Not everything needs to be disrupted

Old Man in bookstoreYesterday I returned from a two-week vacation through Europe.   I had the opportunity to explore many of the ancient sites, works of art and small retail stores throughout France, Venice, Florence and Rome.


Like many tourists I spent countless hours walking down cobblestone streets, exploring small alleyways, hidden art studios, tiny bookstores, coffee shops and countless other simple, yet beautiful businesses. Much of what I experienced was very old and often inefficient and yet…


It was perfect exactly as it was.


It was OK watching the sunset just a bit longer as I waited for a cappuccino.

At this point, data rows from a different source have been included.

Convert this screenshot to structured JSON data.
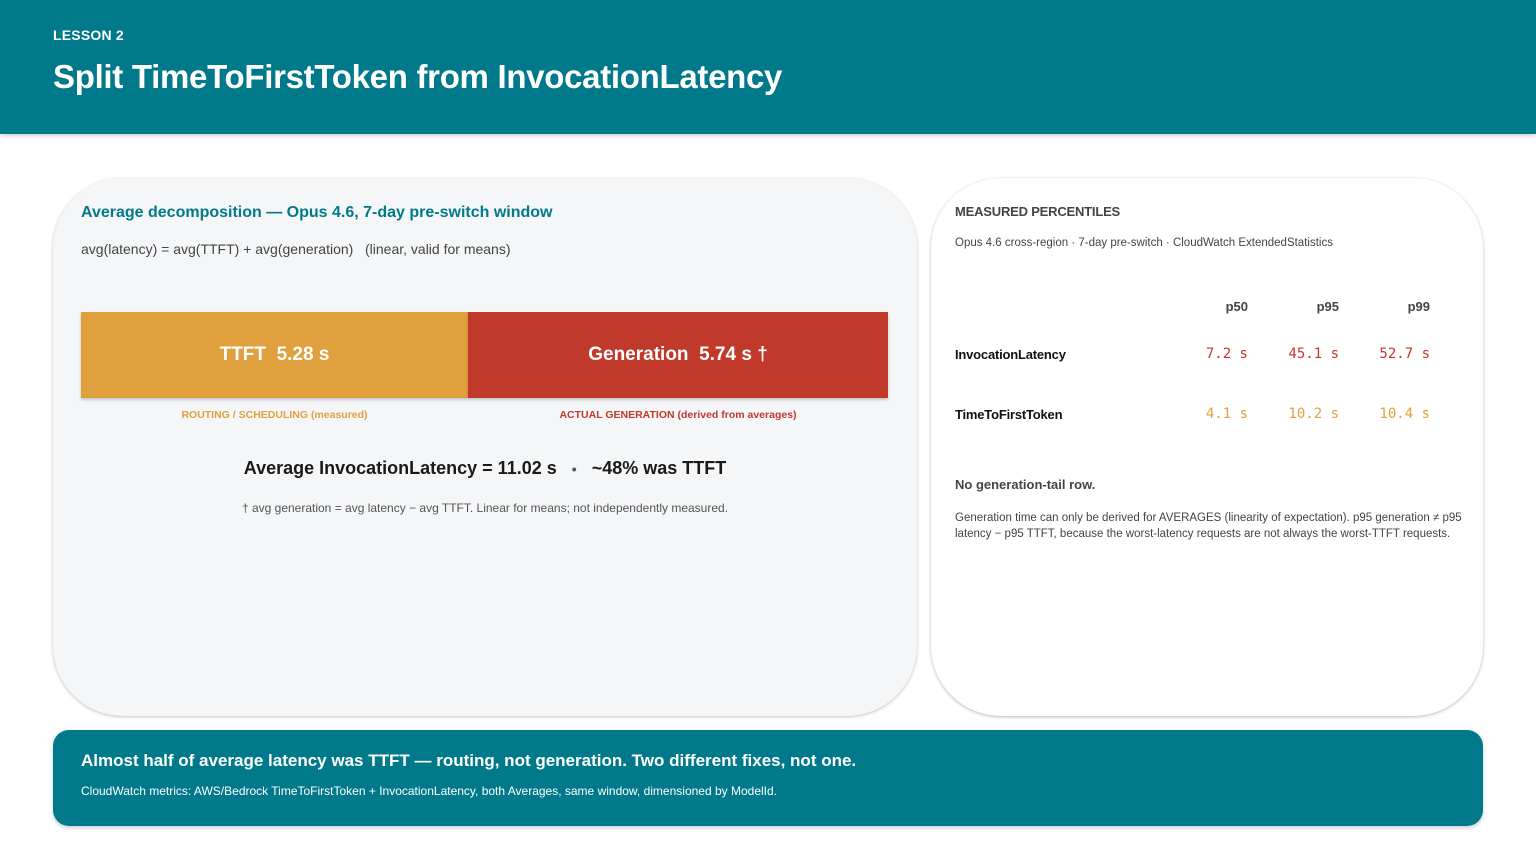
{
  "header": {
    "eyebrow": "LESSON 2",
    "title": "Split TimeToFirstToken from InvocationLatency"
  },
  "decomposition": {
    "heading": "Average decomposition — Opus 4.6, 7-day pre-switch window",
    "formula": "avg(latency) = avg(TTFT) + avg(generation)   (linear, valid for means)",
    "ttft_segment": {
      "label": "TTFT  5.28 s",
      "value_s": 5.28,
      "caption": "ROUTING / SCHEDULING  (measured)"
    },
    "generation_segment": {
      "label": "Generation  5.74 s †",
      "value_s": 5.74,
      "caption": "ACTUAL GENERATION  (derived from averages)"
    },
    "summary_total": "Average InvocationLatency = 11.02 s",
    "summary_separator": "•",
    "summary_share": "~48% was TTFT",
    "footnote": "† avg generation = avg latency − avg TTFT. Linear for means; not independently measured."
  },
  "percentiles": {
    "heading": "MEASURED PERCENTILES",
    "subheading": "Opus 4.6 cross-region · 7-day pre-switch · CloudWatch ExtendedStatistics",
    "columns": [
      "p50",
      "p95",
      "p99"
    ],
    "rows": [
      {
        "label": "InvocationLatency",
        "values": [
          "7.2 s",
          "45.1 s",
          "52.7 s"
        ]
      },
      {
        "label": "TimeToFirstToken",
        "values": [
          "4.1 s",
          "10.2 s",
          "10.4 s"
        ]
      }
    ],
    "note_title": "No generation-tail row.",
    "note_body": "Generation time can only be derived for AVERAGES (linearity of expectation). p95 generation ≠ p95 latency − p95 TTFT, because the worst-latency requests are not always the worst-TTFT requests."
  },
  "banner": {
    "title": "Almost half of average latency was TTFT — routing, not generation. Two different fixes, not one.",
    "subtitle": "CloudWatch metrics: AWS/Bedrock TimeToFirstToken + InvocationLatency, both Averages, same window, dimensioned by ModelId."
  },
  "colors": {
    "accent": "#007a8a",
    "ttft": "#e0a03e",
    "generation": "#c0392b"
  }
}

I was fine stumbling on a book, that although it might not be the perfect book (i.e. fully researched online), it was the right book for the moment and perhaps brought me a bit of wisdom I had not expected, yet just what I needed.   I also enjoyed chatting with the 78-year-old bookstore owner as he shared his passion for a particular author, and his small store, which he had been running for 25 years with his wife and daughter.


Working in Silicon Valley I often feel that many people have the attitude that EVERYTHING needs to be “disrupted.”   As though the idea of changing something is in itself is of inherent value.   That everything must be, and should be “improved.”   Believe me, I’m not against change when it’s needed. I remember how hard it used to be to find a cab in San Francisco in the evening and give thanks when an Uber pulls up to my doorway right on time.  I understand that business must, because of the nature of our economic system, become more and more efficient.   But, with everything in life, there must be balance and perspective.


Just because some things should be changed doesn’t mean somehow all things should or that the mindset of constantly searching the world with a view on how to disrupt it is a healthy one. There is so much that is perfect as it is, so much that is beautiful in the chaos and disorder of our world.


Seeing so much ancient history in my recent adventure reminded me that we should be careful about what we change or don’t change.   It’s important to remember the end game.


Just because you can, doesn’t mean you should.